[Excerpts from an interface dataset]
----------------------------------------
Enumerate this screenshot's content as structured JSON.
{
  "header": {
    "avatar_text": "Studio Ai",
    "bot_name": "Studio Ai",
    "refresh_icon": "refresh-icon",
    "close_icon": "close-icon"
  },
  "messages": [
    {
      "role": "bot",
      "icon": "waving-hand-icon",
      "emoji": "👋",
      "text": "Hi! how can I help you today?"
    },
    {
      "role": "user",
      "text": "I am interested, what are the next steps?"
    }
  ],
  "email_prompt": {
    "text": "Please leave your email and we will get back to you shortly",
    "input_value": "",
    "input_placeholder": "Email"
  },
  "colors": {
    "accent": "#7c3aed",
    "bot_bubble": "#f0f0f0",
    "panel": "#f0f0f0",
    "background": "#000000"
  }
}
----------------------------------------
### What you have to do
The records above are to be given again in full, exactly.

### Exercise output
Enumerate this screenshot's content as structured JSON.
{
  "header": {
    "avatar_text": "Studio Ai",
    "bot_name": "Studio Ai",
    "refresh_icon": "refresh-icon",
    "close_icon": "close-icon"
  },
  "messages": [
    {
      "role": "bot",
      "icon": "waving-hand-icon",
      "emoji": "👋",
      "text": "Hi! how can I help you today?"
    },
    {
      "role": "user",
      "text": "I am interested, what are the next steps?"
    }
  ],
  "email_prompt": {
    "text": "Please leave your email and we will get back to you shortly",
    "input_value": "",
    "input_placeholder": "Email"
  },
  "colors": {
    "accent": "#7c3aed",
    "bot_bubble": "#f0f0f0",
    "panel": "#f0f0f0",
    "background": "#000000"
  }
}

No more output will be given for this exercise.